There will also be a steadily increase in the need for probate services as the death rate sadly goes up, so private client teams may well be finding they will need to expand their teams to cope with demand.
However, wills still need to be validly executed in accordance with the requirements of the Wills Act – specifically that they must be attested by two independent witnesses and in the presence of the testator.
An immediate problem is the fact that we are in lockdown and face-to-face contact with clients is not happening. And as the number of wills being drafted increases, there is the need for firms to establish a smooth process for the valid execution of wills that is uniformly adhered to by all members of the team. But we do not yet know how this is to happen in the absence of formal guidance.
Wills can’t be executed remotely via video conferencing – at least, for now. At the time of writing, the Law Society, the SRA and the Ministry of Justice were in discussions about how the 200-year old rules could be worked-around in a way that is both practical and protects the testator. Video conferencing facilities is, of course, under consideration. In fact, the Law Society of Scotland has already issued guidance which suggests it is competent in Scotland to witness remotely via video.
The key development for wills solicitors so far is the initial suggestion that witnessing a will through a window, if the witnesses are clearly in the line of sight, could be sufficient to ensure the will is legally valid. The will could be passed between the individuals through an open window or a letter box, for instance, to maintain ‘social distancing’. (Remember, that solicitors dealing with the execution of wills are identified as ‘key workers’.)
There are also suggestions that the case of Casson v Dade 1781 could be relied on. This is authority for arguing it is sufficient to have two witnesses who, though not in the same room, were in the line of sight. In that case, the testatrix had asthma and her attorney's office where the will was drawn up was hot, so she went to her carriage in order to execute the will. The carriage was in close enough proximity to the window that she could see what was going on in the office. This was sufficient for the court to decide the will was valid.

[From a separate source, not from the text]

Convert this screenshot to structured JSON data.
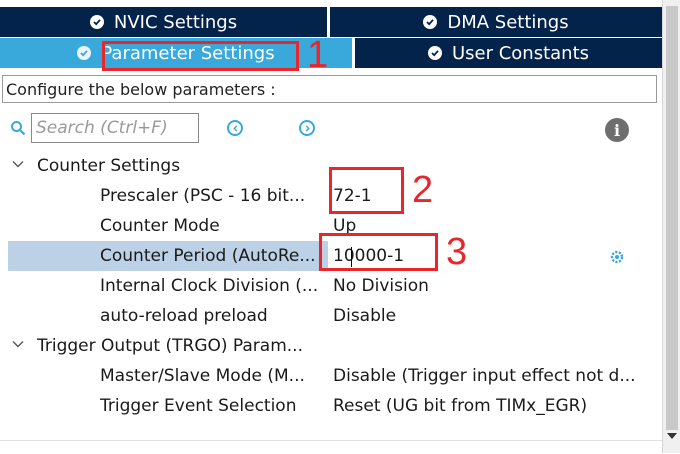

However, there is the risk that witnessing through glass at a distance could be challenged, for example, on the basis that the testator was not ‘present’ for the purposes of the Wills Act, or the testator was under duress. That said, the execution of a will could, feasibly, be supervised by the solicitor using electronic means if they are merely observing rather than witnessing the will.
Alternatively, the testator and or one of the witnesses could record it. The recording could then be kept on file as contemporaneous evidence should a dispute arise.
And as a failsafe, the Law Society suggests for now that you discuss the issue of re-signing the will with the client after the lockdown period ends.
The Law Society is publishing various pieces of Covid-19 related guidance on different issues on its website. On the matter of refusing to take instructions on emergency wills from vulnerable individuals, the Society provides, reassuringly, that you can’t be forced to give legal advice in such circumstances. If you think following the guidance on good hand and general hygiene and social distancing is impractical due to the location of the prospective client, you can decline instructions.
But it warns solicitors to act reasonably and assess the measures in place rather than adopt a blanket ban. The Society recommends you keep a clear, detailed record of your reasons for declining to act, including any distancing and hygiene restrictions, difficulties or personal circumstances such as self-isolation which apply.
What if you have accepted instructions to write an emergency will - can you save time by avoiding the usual client care letter obligations? The SRA’s current guidance is that if you do not give the client the usual client care letter information as required in the usual circumstances, the SRA will not take regulatory action “if there is a good reason resulting from the current coronavirus crisis for not providing this in writing”. However, the key information must have been explained to the client; and this and your decision-making has been documented.
For now, practitioners need to take care not to bend the rules, so to speak, otherwise they could find it comes back to haunt them in the form of a negligence claim and or regulatory action.
And keep up-to-date as the latest guidance is released.